At the very least, Koski recommends a daily 15-minute play session for each cat and emphasizes the importance of doing this one-on-one. “That can help even the shyest cat come out of his shell,” she says, since they will not fear they are being preyed on while they hunt.
When it comes to toys, Koski likes long wand toys that allow owners to move the lure at the end to resemble real prey in the wild. These also get out the most energy so there is less that can be redirected toward another cat in the house.
When it comes to providing cats the proper resources, Galaxy reiterates the importance of play and keeping to a schedule. “You have to assume it’s needed,” he says, pointing out that an interactive toy that comes out at the same time every day is just as important for a cat as a collar and a leash are for a dog.
Step 4: Re-introduce cats that need to separate
While separating cats is not a long-term solution, it is an important short-term solution if they are at risk of causing physical harm to one another.

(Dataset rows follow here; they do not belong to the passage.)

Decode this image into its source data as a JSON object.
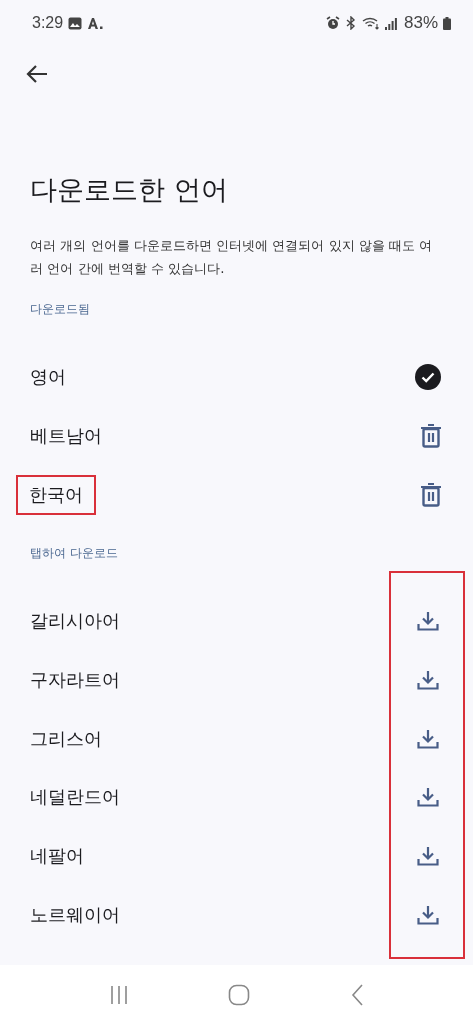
{
  "status_bar": {
    "time": "3:29",
    "battery": "83%"
  },
  "title": "다운로드한 언어",
  "description": "여러 개의 언어를 다운로드하면 인터넷에 연결되어 있지 않을 때도 여러 언어 간에 번역할 수 있습니다.",
  "sections": [
    {
      "heading": "다운로드됨",
      "items": [
        {
          "name": "영어",
          "kind": "default",
          "highlighted": false
        },
        {
          "name": "베트남어",
          "kind": "delete",
          "highlighted": false
        },
        {
          "name": "한국어",
          "kind": "delete",
          "highlighted": true
        }
      ]
    },
    {
      "heading": "탭하여 다운로드",
      "highlighted": true,
      "items": [
        {
          "name": "갈리시아어",
          "kind": "download",
          "highlighted": false
        },
        {
          "name": "구자라트어",
          "kind": "download",
          "highlighted": false
        },
        {
          "name": "그리스어",
          "kind": "download",
          "highlighted": false
        },
        {
          "name": "네덜란드어",
          "kind": "download",
          "highlighted": false
        },
        {
          "name": "네팔어",
          "kind": "download",
          "highlighted": false
        },
        {
          "name": "노르웨이어",
          "kind": "download",
          "highlighted": false
        }
      ]
    }
  ]
}
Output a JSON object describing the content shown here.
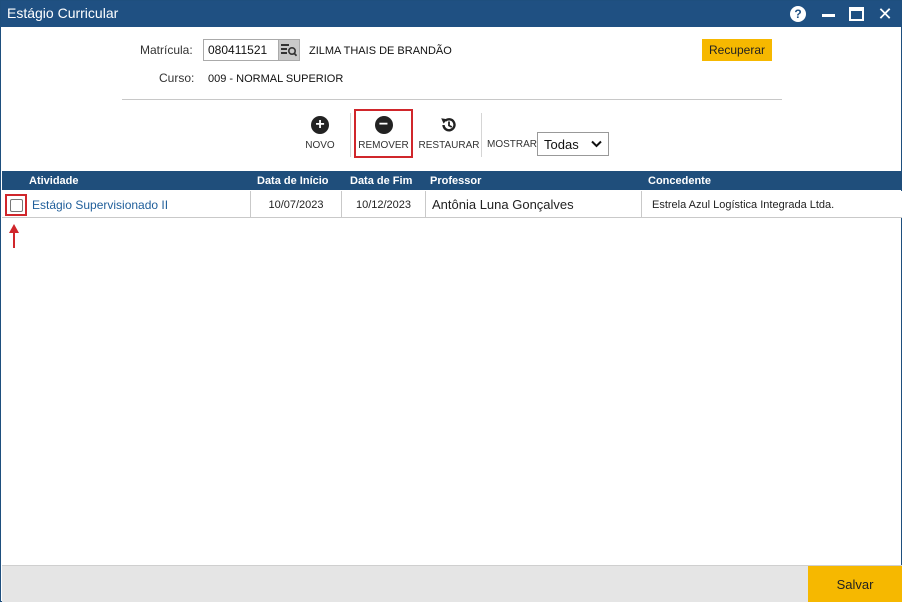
{
  "window": {
    "title": "Estágio Curricular"
  },
  "form": {
    "matricula_label": "Matrícula:",
    "matricula_value": "080411521",
    "student_name": "ZILMA THAIS DE BRANDÃO",
    "curso_label": "Curso:",
    "curso_value": "009 - NORMAL SUPERIOR",
    "recuperar_label": "Recuperar"
  },
  "toolbar": {
    "novo_label": "NOVO",
    "remover_label": "REMOVER",
    "restaurar_label": "RESTAURAR",
    "mostrar_label": "MOSTRAR:",
    "mostrar_value": "Todas"
  },
  "grid": {
    "columns": [
      "Atividade",
      "Data de Início",
      "Data de Fim",
      "Professor",
      "Concedente"
    ],
    "rows": [
      {
        "atividade": "Estágio Supervisionado II",
        "data_inicio": "10/07/2023",
        "data_fim": "10/12/2023",
        "professor": "Antônia Luna Gonçalves",
        "concedente": "Estrela Azul Logística Integrada Ltda."
      }
    ]
  },
  "footer": {
    "salvar_label": "Salvar"
  },
  "colors": {
    "titlebar": "#1f5082",
    "accent_yellow": "#f6b800",
    "highlight_red": "#d0262b",
    "grid_header": "#1f4e7b",
    "link_blue": "#1f5e9a"
  },
  "icons": [
    "help-icon",
    "minimize-icon",
    "maximize-icon",
    "close-icon",
    "search-list-icon",
    "plus-circle-icon",
    "minus-circle-icon",
    "restore-icon",
    "chevron-down-icon",
    "up-arrow-icon"
  ]
}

Hair on the ground, screaming or the presence of blood, pee or poop indicate a cat is in danger, explains Galaxy.
“If this happens every time these cats see each other, we separate,” he says. “But now we have to reintroduce these cats as if they’ve never met before. If the victim has learned nothing other than he’s prey, then the aggressor will always act as the predator.”
His preferred method for reintroducing fighting cats is with food. To do this, stop all snacking between meals and only feed your cats on either side of a shared door so they can’t see each other. “They relearn that everytime I smell this cat, I get food,” says Galaxy. “I can do this without attacking.” This is a long, detailed process, but you can see how it plays out in a YouTube video featuring Galaxy:
Step 5: Know when to seek help
“Properly managed from the start, we hopefully never need pharmaceutical management,” says St. Denis. “However, if inter-cat issues arise, it is important to seek veterinary care and advice, as the problem could be medical for one or both cats.”
In my situation, I learned Linus was not a “bully” at all, but dealing with pain from bladder stones and likely taking his discomfort out on others. Getting him the proper medical attention was ultimately an important part calming his aggression.
If you’ve tried all the steps above and ruled out or addressed a medical issue, Galaxy recommends seeking a certified cat behavioral specialist. St. Denis also recommends Cat Friendly Homes as a great resource for pet owners. They cover topics including what cats need to feel secure, why cats are territorial, aggression and more so you can become more knowledgeable about your cat’s instincts and behavior triggers.
While aggressive cat behavior may seem mystifying, cats are actually wired so closely to their ancestors that the reasons for conflict are clearer than pet owners may think:
“This is not truly a bullying situation, but a situation in which there are insufficient, well-distributed resources resulting in the need to protect them,” says St. Denis. “If the resources are provided in multiples and distributed throughout the household, this will allow the cats to form their own individual territories within the household, reducing inter-cat tension significantly.”